◆ DIRECTIONS ◆
Reproduce each entry exactly as written.
───── ENTRIES SHOWN ─────
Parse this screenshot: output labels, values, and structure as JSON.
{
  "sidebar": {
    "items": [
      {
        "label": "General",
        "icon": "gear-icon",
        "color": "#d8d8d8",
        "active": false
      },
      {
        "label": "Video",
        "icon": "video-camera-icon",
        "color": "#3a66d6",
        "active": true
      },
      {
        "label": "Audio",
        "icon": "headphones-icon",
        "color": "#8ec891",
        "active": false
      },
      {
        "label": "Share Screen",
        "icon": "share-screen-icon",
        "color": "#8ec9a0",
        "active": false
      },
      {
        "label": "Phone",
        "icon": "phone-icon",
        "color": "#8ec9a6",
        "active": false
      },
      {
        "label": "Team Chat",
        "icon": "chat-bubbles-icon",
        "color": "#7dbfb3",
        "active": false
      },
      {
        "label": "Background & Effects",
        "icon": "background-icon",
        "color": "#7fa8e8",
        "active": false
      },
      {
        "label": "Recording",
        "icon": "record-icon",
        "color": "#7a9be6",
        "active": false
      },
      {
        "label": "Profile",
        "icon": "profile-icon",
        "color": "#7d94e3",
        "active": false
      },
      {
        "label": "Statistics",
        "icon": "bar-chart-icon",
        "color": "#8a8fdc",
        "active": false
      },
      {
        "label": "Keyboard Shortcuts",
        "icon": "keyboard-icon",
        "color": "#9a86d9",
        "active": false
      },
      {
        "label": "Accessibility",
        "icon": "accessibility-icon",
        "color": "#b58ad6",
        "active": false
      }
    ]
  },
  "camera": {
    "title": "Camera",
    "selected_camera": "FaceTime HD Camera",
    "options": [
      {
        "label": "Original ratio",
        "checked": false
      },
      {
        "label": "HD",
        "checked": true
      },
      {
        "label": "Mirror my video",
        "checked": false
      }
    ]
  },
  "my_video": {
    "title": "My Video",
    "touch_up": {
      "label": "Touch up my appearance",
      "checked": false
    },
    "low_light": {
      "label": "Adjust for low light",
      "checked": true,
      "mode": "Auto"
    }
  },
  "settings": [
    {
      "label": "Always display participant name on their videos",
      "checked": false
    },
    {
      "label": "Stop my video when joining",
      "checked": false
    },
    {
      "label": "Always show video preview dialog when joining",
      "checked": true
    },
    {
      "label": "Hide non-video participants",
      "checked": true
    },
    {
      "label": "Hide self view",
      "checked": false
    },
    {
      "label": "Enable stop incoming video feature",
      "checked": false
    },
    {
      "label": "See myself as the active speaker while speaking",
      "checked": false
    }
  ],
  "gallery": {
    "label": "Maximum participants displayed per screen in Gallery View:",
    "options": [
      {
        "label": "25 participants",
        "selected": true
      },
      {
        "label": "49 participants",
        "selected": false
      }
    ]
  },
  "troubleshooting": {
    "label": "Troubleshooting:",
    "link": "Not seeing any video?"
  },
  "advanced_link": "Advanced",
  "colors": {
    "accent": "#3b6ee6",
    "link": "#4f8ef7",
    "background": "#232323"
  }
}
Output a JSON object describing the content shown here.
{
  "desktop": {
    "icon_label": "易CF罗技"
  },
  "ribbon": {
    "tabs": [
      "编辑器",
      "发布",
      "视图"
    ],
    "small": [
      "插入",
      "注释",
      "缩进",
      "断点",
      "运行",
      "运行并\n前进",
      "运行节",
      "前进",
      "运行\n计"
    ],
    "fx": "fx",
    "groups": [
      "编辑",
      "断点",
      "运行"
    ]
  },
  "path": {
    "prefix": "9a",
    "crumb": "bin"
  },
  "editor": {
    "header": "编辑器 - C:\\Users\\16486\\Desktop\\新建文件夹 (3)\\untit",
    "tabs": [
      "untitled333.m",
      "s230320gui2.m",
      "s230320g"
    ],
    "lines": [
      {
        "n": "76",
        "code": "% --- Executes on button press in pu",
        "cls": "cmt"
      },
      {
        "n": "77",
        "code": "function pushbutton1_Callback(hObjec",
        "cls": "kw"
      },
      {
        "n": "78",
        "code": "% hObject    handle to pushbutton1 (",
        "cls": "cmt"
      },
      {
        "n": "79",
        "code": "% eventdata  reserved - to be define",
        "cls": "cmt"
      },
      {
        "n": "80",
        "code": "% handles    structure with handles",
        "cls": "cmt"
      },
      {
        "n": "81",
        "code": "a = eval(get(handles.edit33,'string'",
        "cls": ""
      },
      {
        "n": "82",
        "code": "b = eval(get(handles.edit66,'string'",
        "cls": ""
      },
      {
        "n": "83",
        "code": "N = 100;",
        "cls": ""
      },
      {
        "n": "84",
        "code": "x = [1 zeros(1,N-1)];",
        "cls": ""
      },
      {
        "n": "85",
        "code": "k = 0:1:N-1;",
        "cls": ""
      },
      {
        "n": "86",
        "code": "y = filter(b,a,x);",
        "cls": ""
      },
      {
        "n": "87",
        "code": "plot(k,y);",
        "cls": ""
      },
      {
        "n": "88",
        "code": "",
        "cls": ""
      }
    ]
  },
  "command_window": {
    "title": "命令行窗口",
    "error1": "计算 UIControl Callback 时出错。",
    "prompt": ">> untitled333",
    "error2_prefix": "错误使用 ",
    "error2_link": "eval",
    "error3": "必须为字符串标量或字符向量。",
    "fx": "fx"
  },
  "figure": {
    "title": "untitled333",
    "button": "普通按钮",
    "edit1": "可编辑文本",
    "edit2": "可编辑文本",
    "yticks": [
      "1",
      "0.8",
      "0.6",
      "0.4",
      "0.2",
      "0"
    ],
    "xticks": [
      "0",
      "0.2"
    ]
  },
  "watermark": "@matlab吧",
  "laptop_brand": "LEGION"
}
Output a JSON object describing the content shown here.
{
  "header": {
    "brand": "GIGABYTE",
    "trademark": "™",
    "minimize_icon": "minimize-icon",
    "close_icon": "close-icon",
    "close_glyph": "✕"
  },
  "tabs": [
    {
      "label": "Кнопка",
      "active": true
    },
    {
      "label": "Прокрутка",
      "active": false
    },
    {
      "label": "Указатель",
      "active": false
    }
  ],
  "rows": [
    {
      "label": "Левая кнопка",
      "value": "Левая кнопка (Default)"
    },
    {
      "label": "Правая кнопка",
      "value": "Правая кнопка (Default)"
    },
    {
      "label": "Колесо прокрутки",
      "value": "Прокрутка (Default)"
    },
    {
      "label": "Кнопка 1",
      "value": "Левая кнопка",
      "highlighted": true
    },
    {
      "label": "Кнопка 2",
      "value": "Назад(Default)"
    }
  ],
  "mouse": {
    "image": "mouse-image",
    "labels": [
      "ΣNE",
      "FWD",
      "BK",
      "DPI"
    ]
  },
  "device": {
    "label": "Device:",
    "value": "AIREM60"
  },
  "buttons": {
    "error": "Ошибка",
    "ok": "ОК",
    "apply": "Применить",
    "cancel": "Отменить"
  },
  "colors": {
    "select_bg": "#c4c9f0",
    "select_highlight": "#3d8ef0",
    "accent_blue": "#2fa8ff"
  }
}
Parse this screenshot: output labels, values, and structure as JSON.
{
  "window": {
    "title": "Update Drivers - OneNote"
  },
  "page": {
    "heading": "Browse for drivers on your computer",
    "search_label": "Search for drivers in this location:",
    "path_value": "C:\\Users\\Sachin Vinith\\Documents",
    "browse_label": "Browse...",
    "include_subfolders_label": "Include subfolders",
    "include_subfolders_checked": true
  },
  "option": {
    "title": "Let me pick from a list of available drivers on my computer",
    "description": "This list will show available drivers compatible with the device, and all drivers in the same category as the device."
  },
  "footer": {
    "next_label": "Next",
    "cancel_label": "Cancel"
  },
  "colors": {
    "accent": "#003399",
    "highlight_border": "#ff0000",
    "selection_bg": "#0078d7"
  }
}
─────
◆ TASK ANSWER ◆
Parse this screenshot: output labels, values, and structure as JSON.
{
  "sidebar": {
    "items": [
      {
        "label": "General",
        "icon": "gear-icon",
        "color": "#d8d8d8",
        "active": false
      },
      {
        "label": "Video",
        "icon": "video-camera-icon",
        "color": "#3a66d6",
        "active": true
      },
      {
        "label": "Audio",
        "icon": "headphones-icon",
        "color": "#8ec891",
        "active": false
      },
      {
        "label": "Share Screen",
        "icon": "share-screen-icon",
        "color": "#8ec9a0",
        "active": false
      },
      {
        "label": "Phone",
        "icon": "phone-icon",
        "color": "#8ec9a6",
        "active": false
      },
      {
        "label": "Team Chat",
        "icon": "chat-bubbles-icon",
        "color": "#7dbfb3",
        "active": false
      },
      {
        "label": "Background & Effects",
        "icon": "background-icon",
        "color": "#7fa8e8",
        "active": false
      },
      {
        "label": "Recording",
        "icon": "record-icon",
        "color": "#7a9be6",
        "active": false
      },
      {
        "label": "Profile",
        "icon": "profile-icon",
        "color": "#7d94e3",
        "active": false
      },
      {
        "label": "Statistics",
        "icon": "bar-chart-icon",
        "color": "#8a8fdc",
        "active": false
      },
      {
        "label": "Keyboard Shortcuts",
        "icon": "keyboard-icon",
        "color": "#9a86d9",
        "active": false
      },
      {
        "label": "Accessibility",
        "icon": "accessibility-icon",
        "color": "#b58ad6",
        "active": false
      }
    ]
  },
  "camera": {
    "title": "Camera",
    "selected_camera": "FaceTime HD Camera",
    "options": [
      {
        "label": "Original ratio",
        "checked": false
      },
      {
        "label": "HD",
        "checked": true
      },
      {
        "label": "Mirror my video",
        "checked": false
      }
    ]
  },
  "my_video": {
    "title": "My Video",
    "touch_up": {
      "label": "Touch up my appearance",
      "checked": false
    },
    "low_light": {
      "label": "Adjust for low light",
      "checked": true,
      "mode": "Auto"
    }
  },
  "settings": [
    {
      "label": "Always display participant name on their videos",
      "checked": false
    },
    {
      "label": "Stop my video when joining",
      "checked": false
    },
    {
      "label": "Always show video preview dialog when joining",
      "checked": true
    },
    {
      "label": "Hide non-video participants",
      "checked": true
    },
    {
      "label": "Hide self view",
      "checked": false
    },
    {
      "label": "Enable stop incoming video feature",
      "checked": false
    },
    {
      "label": "See myself as the active speaker while speaking",
      "checked": false
    }
  ],
  "gallery": {
    "label": "Maximum participants displayed per screen in Gallery View:",
    "options": [
      {
        "label": "25 participants",
        "selected": true
      },
      {
        "label": "49 participants",
        "selected": false
      }
    ]
  },
  "troubleshooting": {
    "label": "Troubleshooting:",
    "link": "Not seeing any video?"
  },
  "advanced_link": "Advanced",
  "colors": {
    "accent": "#3b6ee6",
    "link": "#4f8ef7",
    "background": "#232323"
  }
}
Output a JSON object describing the content shown here.
{
  "desktop": {
    "icon_label": "易CF罗技"
  },
  "ribbon": {
    "tabs": [
      "编辑器",
      "发布",
      "视图"
    ],
    "small": [
      "插入",
      "注释",
      "缩进",
      "断点",
      "运行",
      "运行并\n前进",
      "运行节",
      "前进",
      "运行\n计"
    ],
    "fx": "fx",
    "groups": [
      "编辑",
      "断点",
      "运行"
    ]
  },
  "path": {
    "prefix": "9a",
    "crumb": "bin"
  },
  "editor": {
    "header": "编辑器 - C:\\Users\\16486\\Desktop\\新建文件夹 (3)\\untit",
    "tabs": [
      "untitled333.m",
      "s230320gui2.m",
      "s230320g"
    ],
    "lines": [
      {
        "n": "76",
        "code": "% --- Executes on button press in pu",
        "cls": "cmt"
      },
      {
        "n": "77",
        "code": "function pushbutton1_Callback(hObjec",
        "cls": "kw"
      },
      {
        "n": "78",
        "code": "% hObject    handle to pushbutton1 (",
        "cls": "cmt"
      },
      {
        "n": "79",
        "code": "% eventdata  reserved - to be define",
        "cls": "cmt"
      },
      {
        "n": "80",
        "code": "% handles    structure with handles",
        "cls": "cmt"
      },
      {
        "n": "81",
        "code": "a = eval(get(handles.edit33,'string'",
        "cls": ""
      },
      {
        "n": "82",
        "code": "b = eval(get(handles.edit66,'string'",
        "cls": ""
      },
      {
        "n": "83",
        "code": "N = 100;",
        "cls": ""
      },
      {
        "n": "84",
        "code": "x = [1 zeros(1,N-1)];",
        "cls": ""
      },
      {
        "n": "85",
        "code": "k = 0:1:N-1;",
        "cls": ""
      },
      {
        "n": "86",
        "code": "y = filter(b,a,x);",
        "cls": ""
      },
      {
        "n": "87",
        "code": "plot(k,y);",
        "cls": ""
      },
      {
        "n": "88",
        "code": "",
        "cls": ""
      }
    ]
  },
  "command_window": {
    "title": "命令行窗口",
    "error1": "计算 UIControl Callback 时出错。",
    "prompt": ">> untitled333",
    "error2_prefix": "错误使用 ",
    "error2_link": "eval",
    "error3": "必须为字符串标量或字符向量。",
    "fx": "fx"
  },
  "figure": {
    "title": "untitled333",
    "button": "普通按钮",
    "edit1": "可编辑文本",
    "edit2": "可编辑文本",
    "yticks": [
      "1",
      "0.8",
      "0.6",
      "0.4",
      "0.2",
      "0"
    ],
    "xticks": [
      "0",
      "0.2"
    ]
  },
  "watermark": "@matlab吧",
  "laptop_brand": "LEGION"
}
Output a JSON object describing the content shown here.
{
  "header": {
    "brand": "GIGABYTE",
    "trademark": "™",
    "minimize_icon": "minimize-icon",
    "close_icon": "close-icon",
    "close_glyph": "✕"
  },
  "tabs": [
    {
      "label": "Кнопка",
      "active": true
    },
    {
      "label": "Прокрутка",
      "active": false
    },
    {
      "label": "Указатель",
      "active": false
    }
  ],
  "rows": [
    {
      "label": "Левая кнопка",
      "value": "Левая кнопка (Default)"
    },
    {
      "label": "Правая кнопка",
      "value": "Правая кнопка (Default)"
    },
    {
      "label": "Колесо прокрутки",
      "value": "Прокрутка (Default)"
    },
    {
      "label": "Кнопка 1",
      "value": "Левая кнопка",
      "highlighted": true
    },
    {
      "label": "Кнопка 2",
      "value": "Назад(Default)"
    }
  ],
  "mouse": {
    "image": "mouse-image",
    "labels": [
      "ΣNE",
      "FWD",
      "BK",
      "DPI"
    ]
  },
  "device": {
    "label": "Device:",
    "value": "AIREM60"
  },
  "buttons": {
    "error": "Ошибка",
    "ok": "ОК",
    "apply": "Применить",
    "cancel": "Отменить"
  },
  "colors": {
    "select_bg": "#c4c9f0",
    "select_highlight": "#3d8ef0",
    "accent_blue": "#2fa8ff"
  }
}
Parse this screenshot: output labels, values, and structure as JSON.
{
  "window": {
    "title": "Update Drivers - OneNote"
  },
  "page": {
    "heading": "Browse for drivers on your computer",
    "search_label": "Search for drivers in this location:",
    "path_value": "C:\\Users\\Sachin Vinith\\Documents",
    "browse_label": "Browse...",
    "include_subfolders_label": "Include subfolders",
    "include_subfolders_checked": true
  },
  "option": {
    "title": "Let me pick from a list of available drivers on my computer",
    "description": "This list will show available drivers compatible with the device, and all drivers in the same category as the device."
  },
  "footer": {
    "next_label": "Next",
    "cancel_label": "Cancel"
  },
  "colors": {
    "accent": "#003399",
    "highlight_border": "#ff0000",
    "selection_bg": "#0078d7"
  }
}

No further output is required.